Engadine’s natural, unspoilt beauty has a lot to do with a heritage of consciously caring for every element that makes it special. It seems that inspiration has been drawn from the landscape to shape everything from the architecture to every last detail in furniture and art works. A great way of experiencing this is a visit to the Engadine Museum that has just re-opened its doors after 18 months of refurbishment.
The museum itself was built in 1906 to emulate a 300 year old Engadine house. It was commissioned by a brewer from Suschs, Riet Campell, who wanted to house his extensive collection of furniture, appliances, weapons, books and textiles that depicted typical Alpine living.
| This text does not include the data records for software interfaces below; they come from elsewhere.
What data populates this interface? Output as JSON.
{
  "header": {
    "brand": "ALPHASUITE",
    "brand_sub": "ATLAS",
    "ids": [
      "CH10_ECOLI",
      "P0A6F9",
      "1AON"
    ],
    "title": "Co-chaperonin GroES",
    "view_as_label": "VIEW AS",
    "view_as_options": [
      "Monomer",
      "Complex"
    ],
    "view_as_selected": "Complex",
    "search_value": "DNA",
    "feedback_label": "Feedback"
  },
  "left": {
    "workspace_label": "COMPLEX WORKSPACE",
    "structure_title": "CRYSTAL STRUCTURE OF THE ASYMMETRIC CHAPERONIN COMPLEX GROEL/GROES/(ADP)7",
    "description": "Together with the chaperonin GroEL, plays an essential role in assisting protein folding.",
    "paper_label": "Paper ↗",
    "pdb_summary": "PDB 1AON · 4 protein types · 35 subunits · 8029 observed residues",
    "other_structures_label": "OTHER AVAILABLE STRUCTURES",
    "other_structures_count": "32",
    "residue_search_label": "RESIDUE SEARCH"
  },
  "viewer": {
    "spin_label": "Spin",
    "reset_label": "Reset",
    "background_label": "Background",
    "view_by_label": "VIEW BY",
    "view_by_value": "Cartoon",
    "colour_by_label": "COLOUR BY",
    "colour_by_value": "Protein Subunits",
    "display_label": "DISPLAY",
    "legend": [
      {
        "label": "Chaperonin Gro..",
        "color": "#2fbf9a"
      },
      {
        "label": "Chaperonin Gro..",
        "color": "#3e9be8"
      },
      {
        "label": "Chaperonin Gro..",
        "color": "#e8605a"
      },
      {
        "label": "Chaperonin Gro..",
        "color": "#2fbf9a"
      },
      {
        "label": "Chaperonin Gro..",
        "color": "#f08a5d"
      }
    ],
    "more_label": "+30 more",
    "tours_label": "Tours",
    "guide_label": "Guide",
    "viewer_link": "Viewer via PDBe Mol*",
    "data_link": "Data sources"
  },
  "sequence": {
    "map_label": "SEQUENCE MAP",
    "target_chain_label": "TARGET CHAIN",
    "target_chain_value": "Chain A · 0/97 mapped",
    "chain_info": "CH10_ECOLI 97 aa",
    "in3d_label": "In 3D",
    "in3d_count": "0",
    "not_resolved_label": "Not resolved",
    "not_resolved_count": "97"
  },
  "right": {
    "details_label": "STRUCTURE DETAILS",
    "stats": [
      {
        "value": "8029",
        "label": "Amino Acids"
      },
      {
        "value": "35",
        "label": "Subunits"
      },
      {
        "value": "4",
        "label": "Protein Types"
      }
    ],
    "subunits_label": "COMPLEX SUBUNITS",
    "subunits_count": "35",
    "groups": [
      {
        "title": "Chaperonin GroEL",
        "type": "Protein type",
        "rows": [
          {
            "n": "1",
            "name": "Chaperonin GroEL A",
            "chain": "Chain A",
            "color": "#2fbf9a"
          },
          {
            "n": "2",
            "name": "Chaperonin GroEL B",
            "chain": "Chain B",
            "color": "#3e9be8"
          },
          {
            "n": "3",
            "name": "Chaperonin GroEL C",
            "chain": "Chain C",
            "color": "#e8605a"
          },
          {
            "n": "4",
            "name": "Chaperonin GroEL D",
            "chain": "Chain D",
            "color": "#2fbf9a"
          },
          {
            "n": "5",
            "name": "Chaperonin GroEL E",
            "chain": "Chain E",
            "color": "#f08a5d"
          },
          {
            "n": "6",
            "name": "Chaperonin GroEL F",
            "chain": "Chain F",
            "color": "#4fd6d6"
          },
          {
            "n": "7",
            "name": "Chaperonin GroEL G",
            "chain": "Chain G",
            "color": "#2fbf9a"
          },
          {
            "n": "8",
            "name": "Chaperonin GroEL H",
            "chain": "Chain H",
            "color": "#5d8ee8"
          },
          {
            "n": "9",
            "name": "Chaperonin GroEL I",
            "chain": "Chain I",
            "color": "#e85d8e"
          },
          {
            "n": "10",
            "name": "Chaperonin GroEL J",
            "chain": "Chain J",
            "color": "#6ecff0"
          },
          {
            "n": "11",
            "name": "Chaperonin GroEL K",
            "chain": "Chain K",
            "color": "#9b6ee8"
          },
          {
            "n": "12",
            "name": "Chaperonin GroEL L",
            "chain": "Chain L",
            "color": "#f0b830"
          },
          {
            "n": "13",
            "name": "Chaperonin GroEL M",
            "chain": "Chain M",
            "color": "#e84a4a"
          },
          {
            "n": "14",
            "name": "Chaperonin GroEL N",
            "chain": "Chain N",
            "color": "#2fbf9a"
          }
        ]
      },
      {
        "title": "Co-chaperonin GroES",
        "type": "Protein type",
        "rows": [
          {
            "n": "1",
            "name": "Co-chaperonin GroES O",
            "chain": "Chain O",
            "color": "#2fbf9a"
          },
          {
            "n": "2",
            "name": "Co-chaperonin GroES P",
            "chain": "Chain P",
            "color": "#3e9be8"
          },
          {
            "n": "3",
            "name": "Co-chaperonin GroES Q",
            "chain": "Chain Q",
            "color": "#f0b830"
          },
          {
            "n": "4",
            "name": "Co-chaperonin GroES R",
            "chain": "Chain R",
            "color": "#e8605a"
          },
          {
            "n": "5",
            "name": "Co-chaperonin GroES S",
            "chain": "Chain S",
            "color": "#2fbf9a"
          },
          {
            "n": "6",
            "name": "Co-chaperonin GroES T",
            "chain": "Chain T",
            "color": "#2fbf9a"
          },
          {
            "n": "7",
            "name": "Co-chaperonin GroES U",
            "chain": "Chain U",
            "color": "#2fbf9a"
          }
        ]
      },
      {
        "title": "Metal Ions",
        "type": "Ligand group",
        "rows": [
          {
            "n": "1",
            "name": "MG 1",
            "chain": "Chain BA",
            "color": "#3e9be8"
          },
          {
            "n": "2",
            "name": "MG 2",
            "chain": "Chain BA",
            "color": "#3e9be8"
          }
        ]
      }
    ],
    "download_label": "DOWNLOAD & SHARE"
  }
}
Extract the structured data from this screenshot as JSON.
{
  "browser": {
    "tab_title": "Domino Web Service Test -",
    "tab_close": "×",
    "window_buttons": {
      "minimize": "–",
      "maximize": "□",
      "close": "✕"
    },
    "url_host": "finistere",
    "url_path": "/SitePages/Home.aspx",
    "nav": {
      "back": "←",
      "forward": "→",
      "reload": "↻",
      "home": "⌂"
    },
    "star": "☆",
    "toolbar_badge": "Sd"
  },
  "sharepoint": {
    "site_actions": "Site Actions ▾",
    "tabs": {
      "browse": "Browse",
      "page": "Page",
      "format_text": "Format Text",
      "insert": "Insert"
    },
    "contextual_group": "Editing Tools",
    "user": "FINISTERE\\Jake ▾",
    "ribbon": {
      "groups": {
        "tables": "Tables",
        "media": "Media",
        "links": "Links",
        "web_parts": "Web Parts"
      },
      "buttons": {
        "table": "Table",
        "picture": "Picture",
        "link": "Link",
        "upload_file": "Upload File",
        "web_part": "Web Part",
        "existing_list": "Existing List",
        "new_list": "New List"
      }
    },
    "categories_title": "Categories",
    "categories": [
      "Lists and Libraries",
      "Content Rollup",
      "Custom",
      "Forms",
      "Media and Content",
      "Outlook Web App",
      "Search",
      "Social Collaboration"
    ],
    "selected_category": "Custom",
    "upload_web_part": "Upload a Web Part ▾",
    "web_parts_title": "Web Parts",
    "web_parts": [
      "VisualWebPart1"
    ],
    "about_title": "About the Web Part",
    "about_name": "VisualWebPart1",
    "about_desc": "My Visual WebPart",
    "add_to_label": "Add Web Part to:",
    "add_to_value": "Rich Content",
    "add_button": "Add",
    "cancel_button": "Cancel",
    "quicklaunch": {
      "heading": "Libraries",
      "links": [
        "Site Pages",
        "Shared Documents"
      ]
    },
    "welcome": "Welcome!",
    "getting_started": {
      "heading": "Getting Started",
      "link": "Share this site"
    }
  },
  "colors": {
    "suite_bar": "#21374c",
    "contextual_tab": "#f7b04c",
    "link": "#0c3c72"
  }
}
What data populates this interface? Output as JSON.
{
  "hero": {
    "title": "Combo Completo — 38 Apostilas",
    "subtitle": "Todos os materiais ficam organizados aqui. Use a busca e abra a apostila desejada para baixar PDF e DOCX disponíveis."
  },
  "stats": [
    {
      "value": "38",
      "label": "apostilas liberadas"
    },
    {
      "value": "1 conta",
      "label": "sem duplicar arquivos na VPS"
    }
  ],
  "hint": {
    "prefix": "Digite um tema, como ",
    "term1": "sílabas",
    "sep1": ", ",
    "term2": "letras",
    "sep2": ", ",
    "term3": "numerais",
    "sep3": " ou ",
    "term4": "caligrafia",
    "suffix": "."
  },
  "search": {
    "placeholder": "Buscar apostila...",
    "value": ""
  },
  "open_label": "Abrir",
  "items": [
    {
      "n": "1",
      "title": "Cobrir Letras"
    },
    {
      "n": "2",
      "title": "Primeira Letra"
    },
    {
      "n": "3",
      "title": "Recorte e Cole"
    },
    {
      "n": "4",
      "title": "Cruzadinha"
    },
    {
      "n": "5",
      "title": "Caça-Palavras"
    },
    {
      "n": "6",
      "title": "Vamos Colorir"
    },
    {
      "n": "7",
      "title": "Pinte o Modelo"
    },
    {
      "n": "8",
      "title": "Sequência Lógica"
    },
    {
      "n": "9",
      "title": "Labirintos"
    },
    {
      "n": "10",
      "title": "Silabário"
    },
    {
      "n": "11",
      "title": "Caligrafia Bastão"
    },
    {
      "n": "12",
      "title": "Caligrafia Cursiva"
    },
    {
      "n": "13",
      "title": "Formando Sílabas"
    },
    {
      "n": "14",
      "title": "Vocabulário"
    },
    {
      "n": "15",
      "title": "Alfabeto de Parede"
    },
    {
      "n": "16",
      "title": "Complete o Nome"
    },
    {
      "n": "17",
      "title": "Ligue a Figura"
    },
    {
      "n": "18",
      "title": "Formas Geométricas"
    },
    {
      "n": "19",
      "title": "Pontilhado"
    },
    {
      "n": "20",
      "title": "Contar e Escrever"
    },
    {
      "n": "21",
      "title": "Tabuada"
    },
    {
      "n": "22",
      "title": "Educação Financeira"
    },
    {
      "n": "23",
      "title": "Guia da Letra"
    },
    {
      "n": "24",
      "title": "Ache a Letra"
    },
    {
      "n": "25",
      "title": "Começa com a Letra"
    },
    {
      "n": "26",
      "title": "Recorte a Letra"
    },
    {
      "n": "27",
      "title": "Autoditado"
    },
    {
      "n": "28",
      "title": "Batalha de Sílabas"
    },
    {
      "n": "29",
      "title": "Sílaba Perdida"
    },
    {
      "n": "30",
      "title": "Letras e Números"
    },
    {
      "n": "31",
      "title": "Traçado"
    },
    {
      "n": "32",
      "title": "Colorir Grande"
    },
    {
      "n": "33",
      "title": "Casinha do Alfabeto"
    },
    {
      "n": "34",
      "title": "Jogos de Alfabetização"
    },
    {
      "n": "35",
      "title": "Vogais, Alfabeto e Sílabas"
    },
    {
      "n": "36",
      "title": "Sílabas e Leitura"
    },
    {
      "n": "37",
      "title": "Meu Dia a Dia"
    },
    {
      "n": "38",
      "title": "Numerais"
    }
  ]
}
His project coincided with the then popular notion of conserving heritage pieces for future generations. Just goes to show how visionary he was! The museum is a step back in time that covers the period from the 13th to the 19th century and shines a light on St Moritz’s cultural history – very much worth a visit!